## PROBLEM TO SOLVE
All lines holding the word "kind" should be located in the records and copied.

## STUDY MATERIAL
● ● ● ●

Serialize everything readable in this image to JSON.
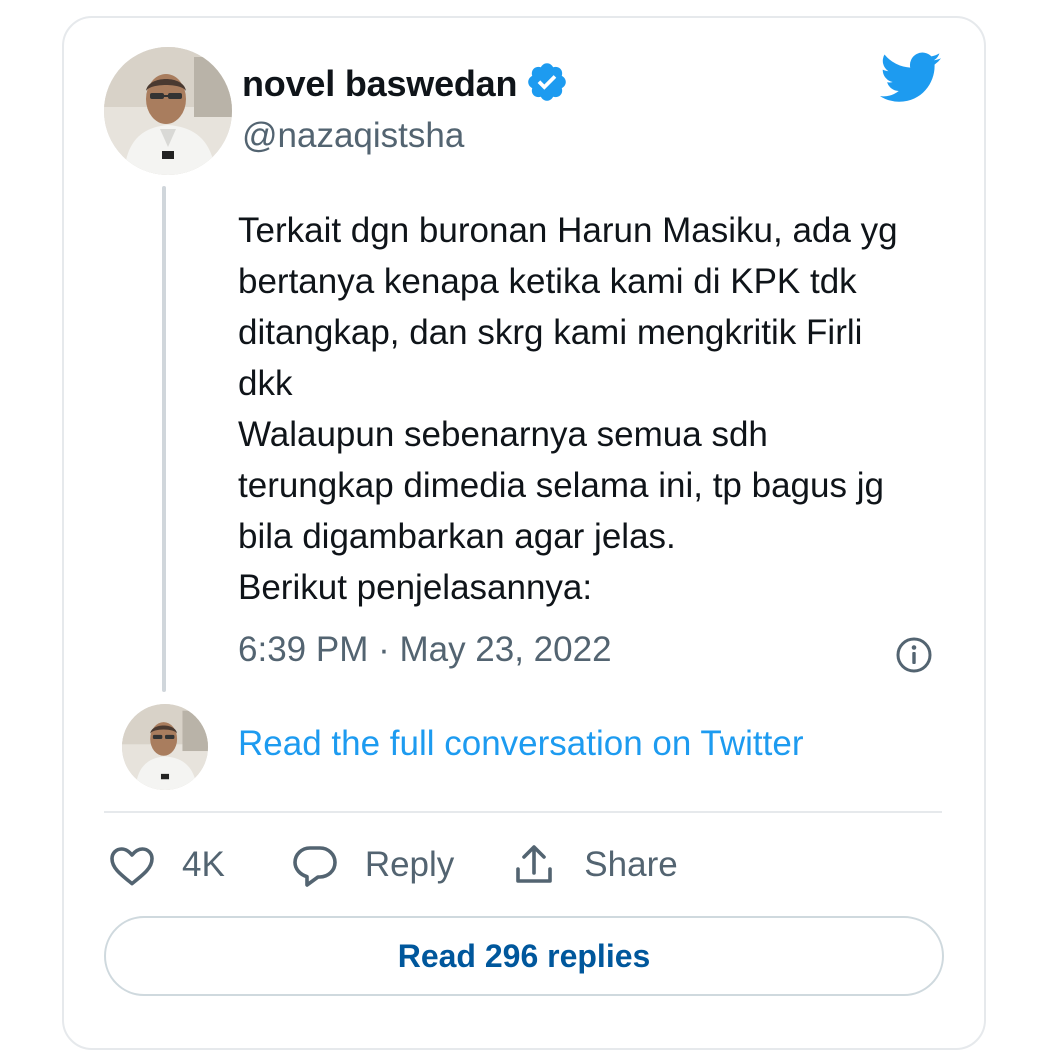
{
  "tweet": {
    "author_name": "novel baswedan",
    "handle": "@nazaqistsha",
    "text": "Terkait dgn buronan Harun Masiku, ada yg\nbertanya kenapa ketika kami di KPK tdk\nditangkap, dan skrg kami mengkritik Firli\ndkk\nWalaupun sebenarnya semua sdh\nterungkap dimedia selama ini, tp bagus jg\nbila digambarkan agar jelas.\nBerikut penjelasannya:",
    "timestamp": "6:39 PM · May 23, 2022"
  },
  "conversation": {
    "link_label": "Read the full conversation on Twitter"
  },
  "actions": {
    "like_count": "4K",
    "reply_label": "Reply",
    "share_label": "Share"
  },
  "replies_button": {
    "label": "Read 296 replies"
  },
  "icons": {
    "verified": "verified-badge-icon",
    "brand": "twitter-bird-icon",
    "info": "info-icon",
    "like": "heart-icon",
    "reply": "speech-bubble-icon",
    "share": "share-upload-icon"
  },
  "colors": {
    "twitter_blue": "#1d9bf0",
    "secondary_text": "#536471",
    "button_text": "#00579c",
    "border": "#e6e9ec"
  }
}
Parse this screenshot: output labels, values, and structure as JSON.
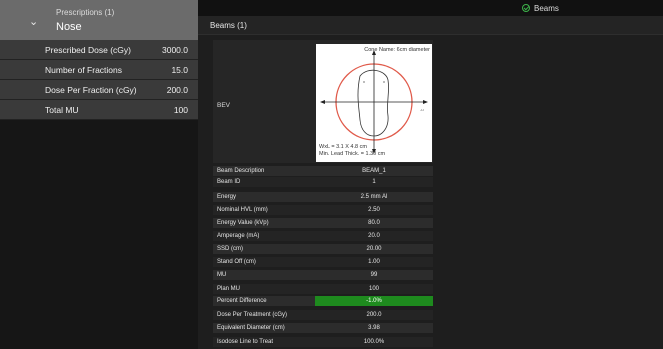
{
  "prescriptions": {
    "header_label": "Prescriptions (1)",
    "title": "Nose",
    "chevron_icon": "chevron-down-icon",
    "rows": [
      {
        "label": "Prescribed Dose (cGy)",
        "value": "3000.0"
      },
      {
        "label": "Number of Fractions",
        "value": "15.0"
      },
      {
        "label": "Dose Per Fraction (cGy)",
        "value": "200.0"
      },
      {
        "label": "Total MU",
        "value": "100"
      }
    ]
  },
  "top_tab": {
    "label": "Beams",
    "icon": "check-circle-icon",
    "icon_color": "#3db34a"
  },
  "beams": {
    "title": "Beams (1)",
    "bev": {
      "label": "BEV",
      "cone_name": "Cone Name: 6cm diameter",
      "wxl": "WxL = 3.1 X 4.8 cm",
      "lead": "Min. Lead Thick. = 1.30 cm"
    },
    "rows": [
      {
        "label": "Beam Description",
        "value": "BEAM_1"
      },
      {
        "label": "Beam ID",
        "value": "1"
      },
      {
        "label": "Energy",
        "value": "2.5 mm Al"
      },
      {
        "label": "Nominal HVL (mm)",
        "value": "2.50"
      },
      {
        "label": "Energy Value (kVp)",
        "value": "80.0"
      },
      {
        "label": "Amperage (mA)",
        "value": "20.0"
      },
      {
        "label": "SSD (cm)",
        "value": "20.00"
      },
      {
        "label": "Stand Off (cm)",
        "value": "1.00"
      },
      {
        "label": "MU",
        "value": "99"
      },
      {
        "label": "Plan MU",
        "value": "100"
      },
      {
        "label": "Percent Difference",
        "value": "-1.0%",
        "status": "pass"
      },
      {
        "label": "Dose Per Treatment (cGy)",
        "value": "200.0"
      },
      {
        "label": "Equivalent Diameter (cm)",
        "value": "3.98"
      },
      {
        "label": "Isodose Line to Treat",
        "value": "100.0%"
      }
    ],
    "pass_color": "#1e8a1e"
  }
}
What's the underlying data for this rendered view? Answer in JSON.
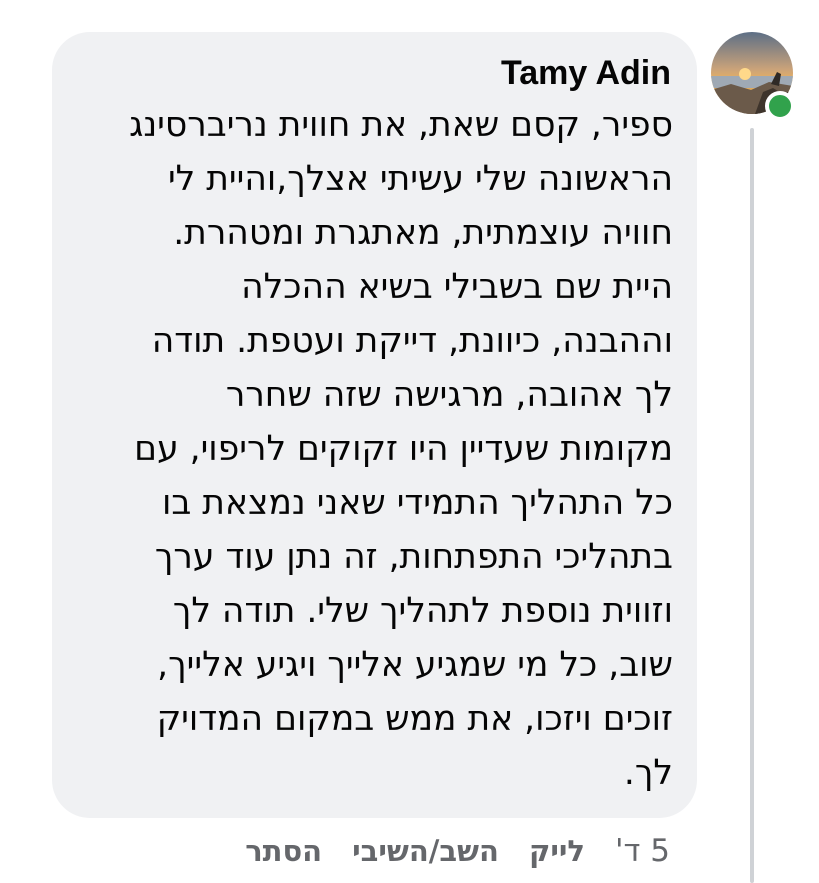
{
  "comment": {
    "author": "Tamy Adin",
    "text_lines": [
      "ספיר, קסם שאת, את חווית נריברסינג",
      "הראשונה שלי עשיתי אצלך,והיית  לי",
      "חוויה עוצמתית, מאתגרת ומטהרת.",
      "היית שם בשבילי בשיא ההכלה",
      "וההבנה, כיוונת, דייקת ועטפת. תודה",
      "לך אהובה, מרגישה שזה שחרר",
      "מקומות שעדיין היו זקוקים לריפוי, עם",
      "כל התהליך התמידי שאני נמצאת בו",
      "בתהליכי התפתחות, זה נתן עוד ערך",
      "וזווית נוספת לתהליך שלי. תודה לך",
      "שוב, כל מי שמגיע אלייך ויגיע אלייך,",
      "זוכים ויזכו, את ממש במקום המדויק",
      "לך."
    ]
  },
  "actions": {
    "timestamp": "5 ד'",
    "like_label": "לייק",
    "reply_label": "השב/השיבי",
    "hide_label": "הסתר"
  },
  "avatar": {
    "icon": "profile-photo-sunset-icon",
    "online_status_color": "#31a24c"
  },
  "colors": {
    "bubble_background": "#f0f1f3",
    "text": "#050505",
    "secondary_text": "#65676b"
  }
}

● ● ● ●

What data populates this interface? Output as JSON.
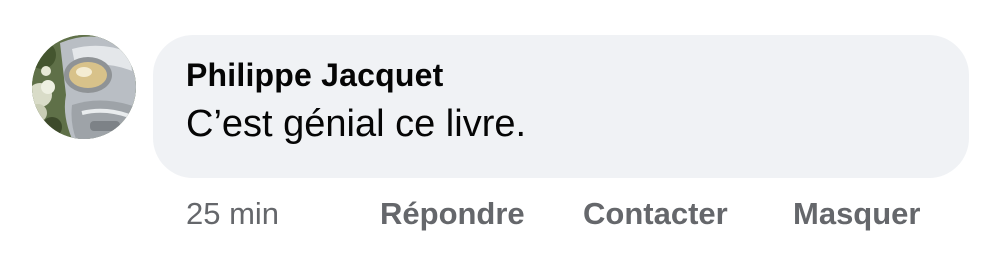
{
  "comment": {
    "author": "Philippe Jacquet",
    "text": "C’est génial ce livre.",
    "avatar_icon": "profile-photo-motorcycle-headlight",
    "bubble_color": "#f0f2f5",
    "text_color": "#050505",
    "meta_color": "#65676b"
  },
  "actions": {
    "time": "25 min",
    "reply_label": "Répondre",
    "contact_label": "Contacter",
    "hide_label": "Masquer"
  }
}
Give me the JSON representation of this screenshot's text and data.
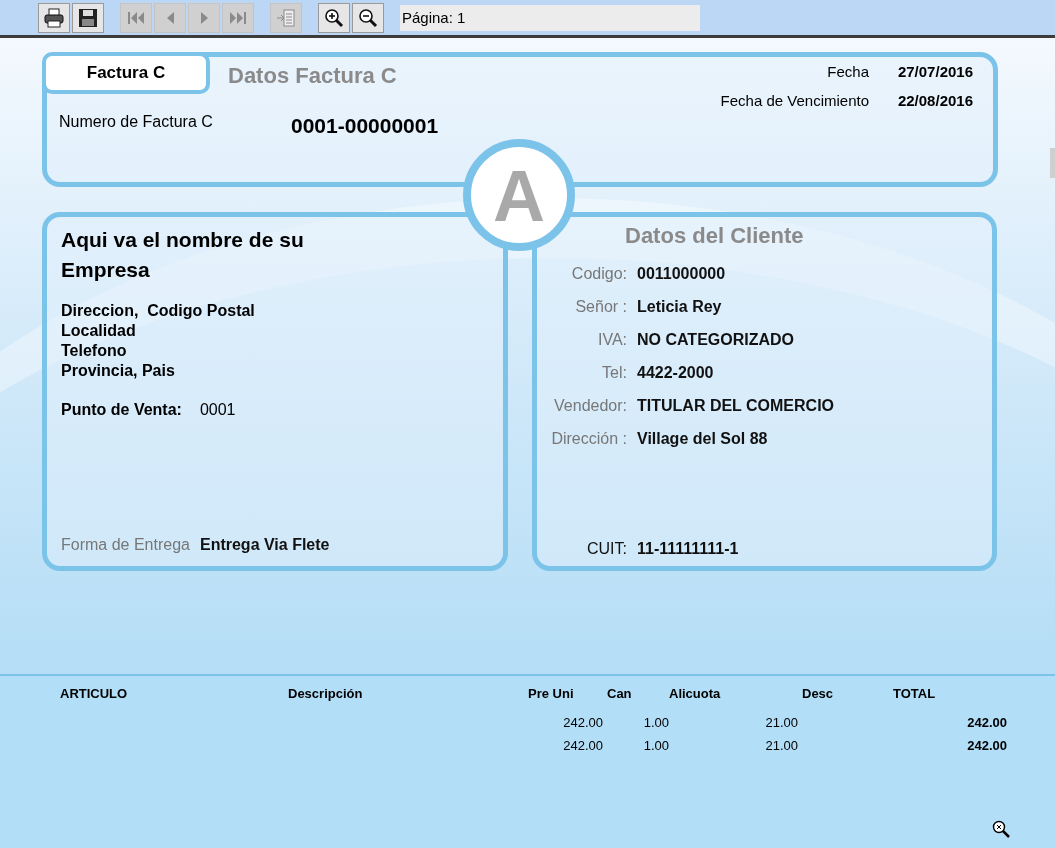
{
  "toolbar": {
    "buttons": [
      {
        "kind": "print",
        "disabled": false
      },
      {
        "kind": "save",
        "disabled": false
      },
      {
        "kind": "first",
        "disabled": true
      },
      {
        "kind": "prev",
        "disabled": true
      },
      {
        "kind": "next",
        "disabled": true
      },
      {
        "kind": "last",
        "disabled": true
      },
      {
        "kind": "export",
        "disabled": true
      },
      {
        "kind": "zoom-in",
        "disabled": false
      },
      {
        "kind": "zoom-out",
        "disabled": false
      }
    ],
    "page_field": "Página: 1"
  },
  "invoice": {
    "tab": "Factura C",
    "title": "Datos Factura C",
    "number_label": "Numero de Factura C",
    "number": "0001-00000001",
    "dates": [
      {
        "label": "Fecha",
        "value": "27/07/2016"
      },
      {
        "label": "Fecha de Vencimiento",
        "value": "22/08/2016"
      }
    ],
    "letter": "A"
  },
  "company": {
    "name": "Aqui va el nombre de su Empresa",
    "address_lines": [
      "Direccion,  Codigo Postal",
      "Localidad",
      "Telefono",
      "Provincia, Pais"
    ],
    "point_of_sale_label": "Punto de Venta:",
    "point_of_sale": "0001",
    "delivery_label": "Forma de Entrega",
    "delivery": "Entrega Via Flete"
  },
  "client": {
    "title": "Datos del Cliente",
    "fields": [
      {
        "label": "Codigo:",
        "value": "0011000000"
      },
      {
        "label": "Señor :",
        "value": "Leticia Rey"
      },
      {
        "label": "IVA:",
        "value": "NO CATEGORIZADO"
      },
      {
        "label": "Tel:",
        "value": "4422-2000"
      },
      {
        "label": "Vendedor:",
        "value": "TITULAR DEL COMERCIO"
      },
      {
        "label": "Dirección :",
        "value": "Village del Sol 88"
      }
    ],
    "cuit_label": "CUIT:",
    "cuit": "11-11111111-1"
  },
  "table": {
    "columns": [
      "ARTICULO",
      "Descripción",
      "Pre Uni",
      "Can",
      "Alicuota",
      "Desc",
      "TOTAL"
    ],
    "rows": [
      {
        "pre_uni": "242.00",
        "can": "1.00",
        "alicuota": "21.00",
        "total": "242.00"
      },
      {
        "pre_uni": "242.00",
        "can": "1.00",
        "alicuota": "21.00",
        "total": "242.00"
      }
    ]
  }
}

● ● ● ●

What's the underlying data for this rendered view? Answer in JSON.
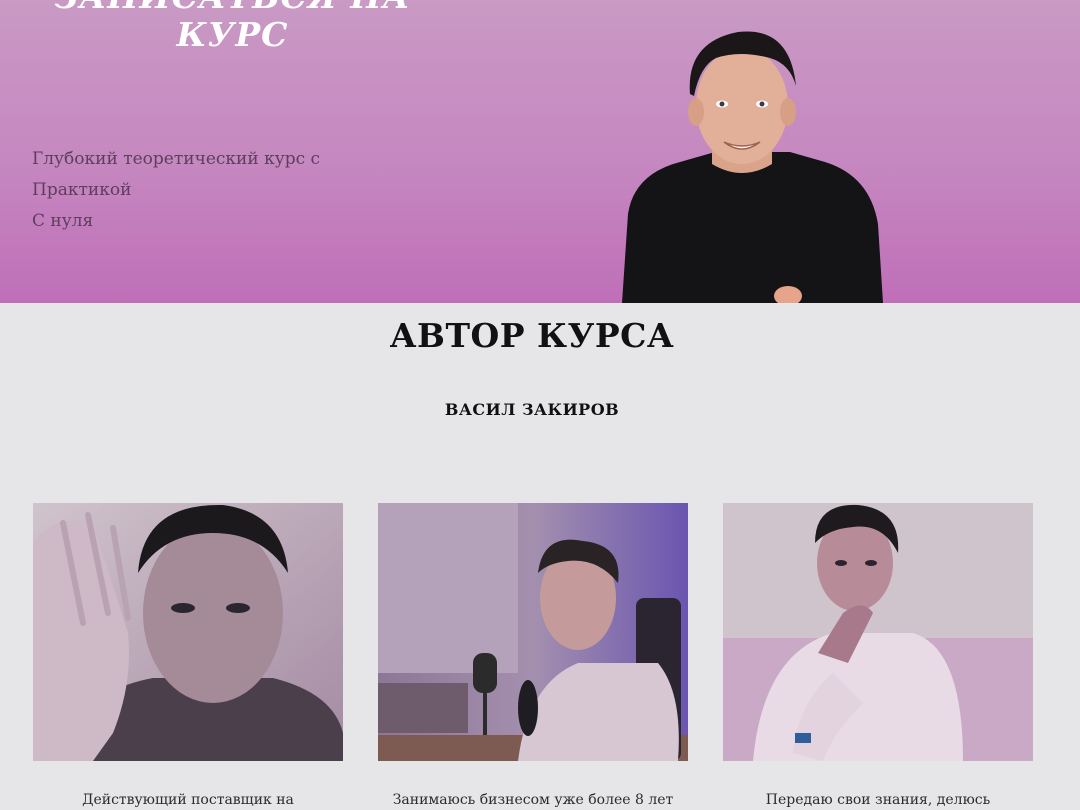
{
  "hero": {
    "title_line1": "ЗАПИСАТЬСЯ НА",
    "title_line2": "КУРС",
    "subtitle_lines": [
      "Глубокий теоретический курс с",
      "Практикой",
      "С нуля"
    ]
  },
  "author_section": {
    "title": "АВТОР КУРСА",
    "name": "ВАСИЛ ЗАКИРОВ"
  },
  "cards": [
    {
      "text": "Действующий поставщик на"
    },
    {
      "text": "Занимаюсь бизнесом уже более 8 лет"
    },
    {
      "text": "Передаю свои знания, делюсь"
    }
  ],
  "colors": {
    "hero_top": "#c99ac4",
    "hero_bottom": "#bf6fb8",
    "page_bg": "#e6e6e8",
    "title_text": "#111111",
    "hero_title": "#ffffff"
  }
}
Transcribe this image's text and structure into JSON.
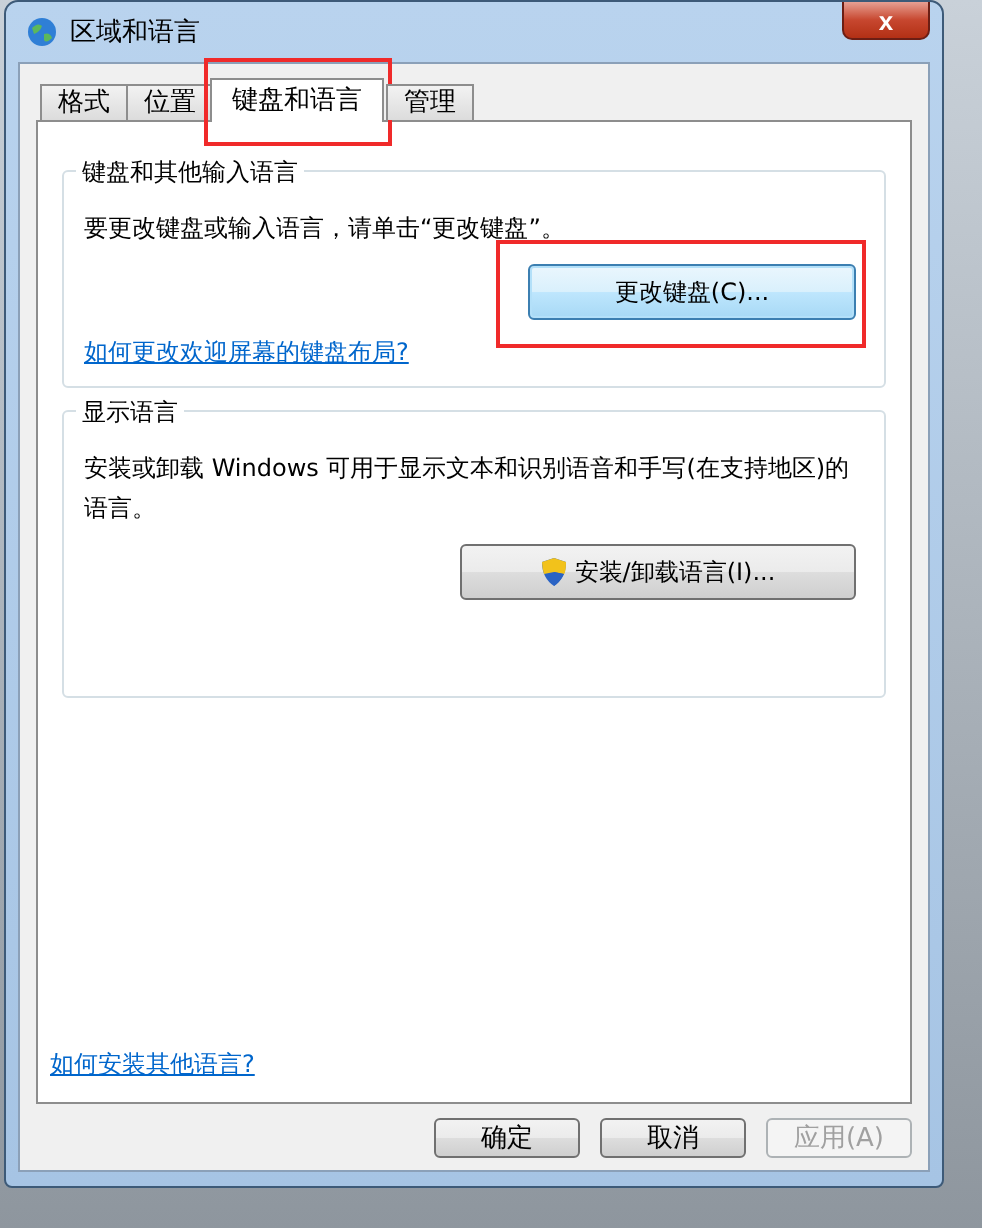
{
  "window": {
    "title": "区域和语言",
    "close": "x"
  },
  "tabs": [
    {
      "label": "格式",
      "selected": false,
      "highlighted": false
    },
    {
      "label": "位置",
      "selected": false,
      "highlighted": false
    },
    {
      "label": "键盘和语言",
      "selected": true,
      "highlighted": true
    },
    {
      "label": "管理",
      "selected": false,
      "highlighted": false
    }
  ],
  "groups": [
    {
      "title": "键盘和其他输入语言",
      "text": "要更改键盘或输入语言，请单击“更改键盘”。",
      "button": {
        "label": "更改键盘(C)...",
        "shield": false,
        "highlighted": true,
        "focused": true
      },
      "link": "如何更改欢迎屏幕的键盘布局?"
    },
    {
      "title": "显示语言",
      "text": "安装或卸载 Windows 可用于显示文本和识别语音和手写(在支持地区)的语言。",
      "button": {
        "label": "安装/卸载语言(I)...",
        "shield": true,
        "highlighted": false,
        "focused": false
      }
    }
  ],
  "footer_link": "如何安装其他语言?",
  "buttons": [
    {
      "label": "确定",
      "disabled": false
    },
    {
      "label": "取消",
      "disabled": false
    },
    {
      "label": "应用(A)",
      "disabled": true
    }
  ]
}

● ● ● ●

## YOUR SOLUTION
        "kind": "print",
        "kind": "save",
        "kind": "first",
        "kind": "prev",
        "kind": "next",
        "kind": "last",
        "kind": "export",
        "kind": "zoom-in",
        "kind": "zoom-out",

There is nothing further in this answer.